A slot is a narrow opening, usually vertical, in a piece of wood, metal, or other material. The slot may be used to hold something, such as a coin or a key. A slot is also an opening in a computer or other electronic device that can be used to store data. A computer may have several slots, each with a different purpose. For example, one slot might be for the hard drive while another might be for RAM (random access memory). In some cases, a slot is used to connect peripheral devices.

A player can play an online slot by creating an account and depositing money into their casino balance. Then, they can choose a game and click the spin button to begin the round. The digital reels with symbols will spin repeatedly and eventually stop. If the corresponding symbols in the pay lines match, the player wins. The amount of money the player wins depends on how many coins they bet per spin.

The first online slot machine was created by a team led by American engineer Charles Fey. His machine had three spinning reels and was capable of paying out winning combinations with poker symbols such as spades, hearts, horseshoes, diamonds, and Liberty bells. Fey’s invention was a huge success, and other companies began to manufacture similar machines.

Modern slot machines use microprocessors to randomly assign a probability to each symbol on a reel. As the machine spins, these chips record the results of each combination of symbols. Once the machine stops, the microprocessor compares these records to the payout table to determine whether a player has won or lost. The microprocessor can also track how much a player has won or lost in the past.

There are many different types of slot games, each with its own rules and payouts. Some are progressive, while others are stand-alone machines that never increase the jackpot amount. Some slots even offer bonus levels and special features that can increase a player’s chances of winning.

In addition to the traditional slots, online casinos have also developed a variety of new types of games. These games are often based on television shows, movies, or video games and can be played using a computer or mobile device. Many of these games are available for free and can provide players with a chance to win real money.
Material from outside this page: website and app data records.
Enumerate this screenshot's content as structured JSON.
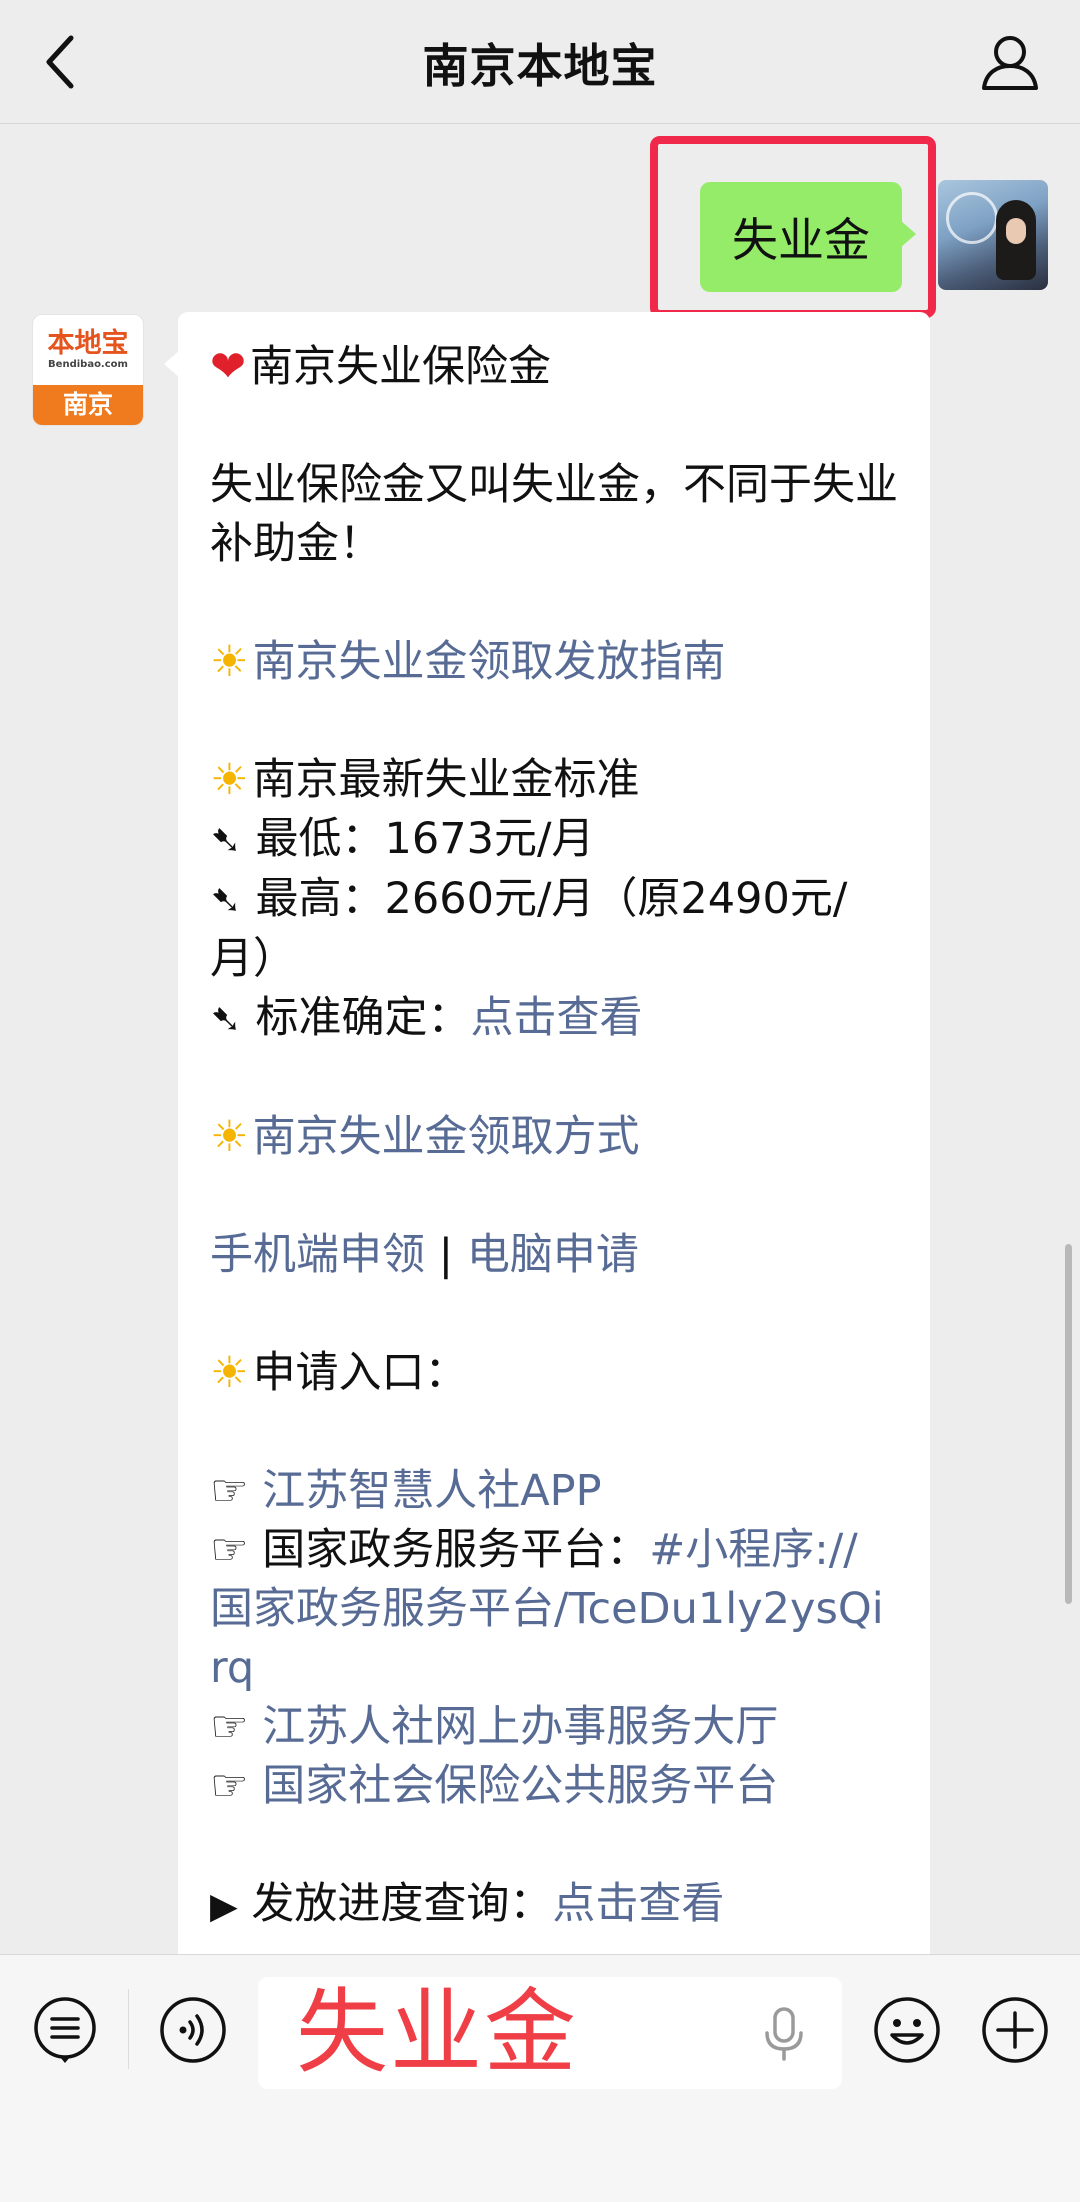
{
  "header": {
    "title": "南京本地宝",
    "back_icon": "chevron-left-icon",
    "profile_icon": "person-icon"
  },
  "user_message": {
    "text": "失业金",
    "highlight_color": "#f0284a",
    "bubble_color": "#95ec69"
  },
  "bot_avatar": {
    "brand": "本地宝",
    "domain": "Bendibao.com",
    "city": "南京"
  },
  "reply": {
    "title": "南京失业保险金",
    "intro": "失业保险金又叫失业金，不同于失业补助金！",
    "guide_link": "南京失业金领取发放指南",
    "standard_heading": "南京最新失业金标准",
    "min_label": "最低：",
    "min_value": "1673元/月",
    "max_label": "最高：",
    "max_value": "2660元/月（原2490元/月）",
    "standard_label": "标准确定：",
    "standard_link": "点击查看",
    "method_link": "南京失业金领取方式",
    "mobile_link": "手机端申领",
    "separator": "|",
    "pc_link": "电脑申请",
    "entry_heading": "申请入口：",
    "entry_1": "江苏智慧人社APP",
    "entry_2_label": "国家政务服务平台：",
    "entry_2_link": "#小程序://国家政务服务平台/TceDu1ly2ysQirq",
    "entry_3": "江苏人社网上办事服务大厅",
    "entry_4": "国家社会保险公共服务平台",
    "progress_label": "发放进度查询：",
    "progress_link": "点击查看",
    "link_color": "#576b95"
  },
  "input_bar": {
    "text": "失业金",
    "menu_icon": "list-menu-icon",
    "voice_icon": "voice-icon",
    "mic_icon": "mic-icon",
    "emoji_icon": "smile-icon",
    "plus_icon": "plus-icon"
  }
}
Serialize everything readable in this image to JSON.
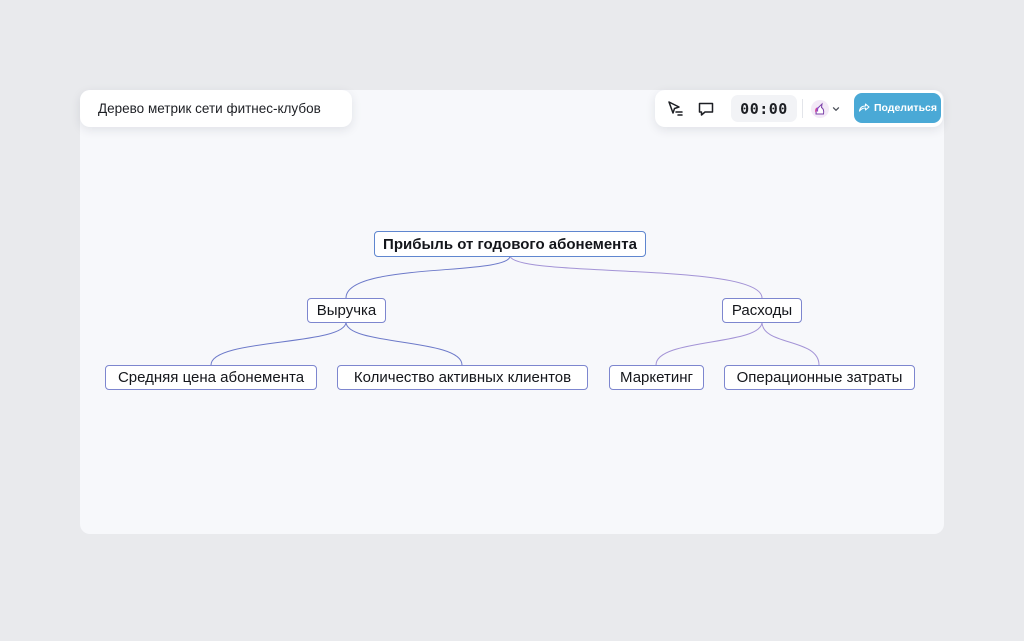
{
  "header": {
    "title": "Дерево метрик сети фитнес-клубов"
  },
  "toolbar": {
    "select_icon": "cursor-select-icon",
    "comment_icon": "comment-bubble-icon",
    "timer": "00:00",
    "avatar_icon": "unicorn-avatar-icon",
    "share_label": "Поделиться",
    "share_color": "#4aa9d6"
  },
  "tree": {
    "root": "Прибыль от годового абонемента",
    "revenue": "Выручка",
    "costs": "Расходы",
    "avg_price": "Средняя цена абонемента",
    "active_clients": "Количество активных клиентов",
    "marketing": "Маркетинг",
    "opex": "Операционные затраты"
  },
  "colors": {
    "node_border": "#7d86cf",
    "edge_left": "#6c79c9",
    "edge_right": "#a393d6"
  }
}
The key to winning at a slot is to understand the rules and know your limits. While it is possible to win large amounts of money, this is almost always a matter of luck. To improve your odds of winning, choose a slot with a high return to player percentage (RTP) and limit how much you bet. In addition, try to find a game with a low variance. This will increase your chances of winning and make the experience more enjoyable for you. Remember, however, that gambling is an addictive activity, so be careful not to spend more than you can afford to lose.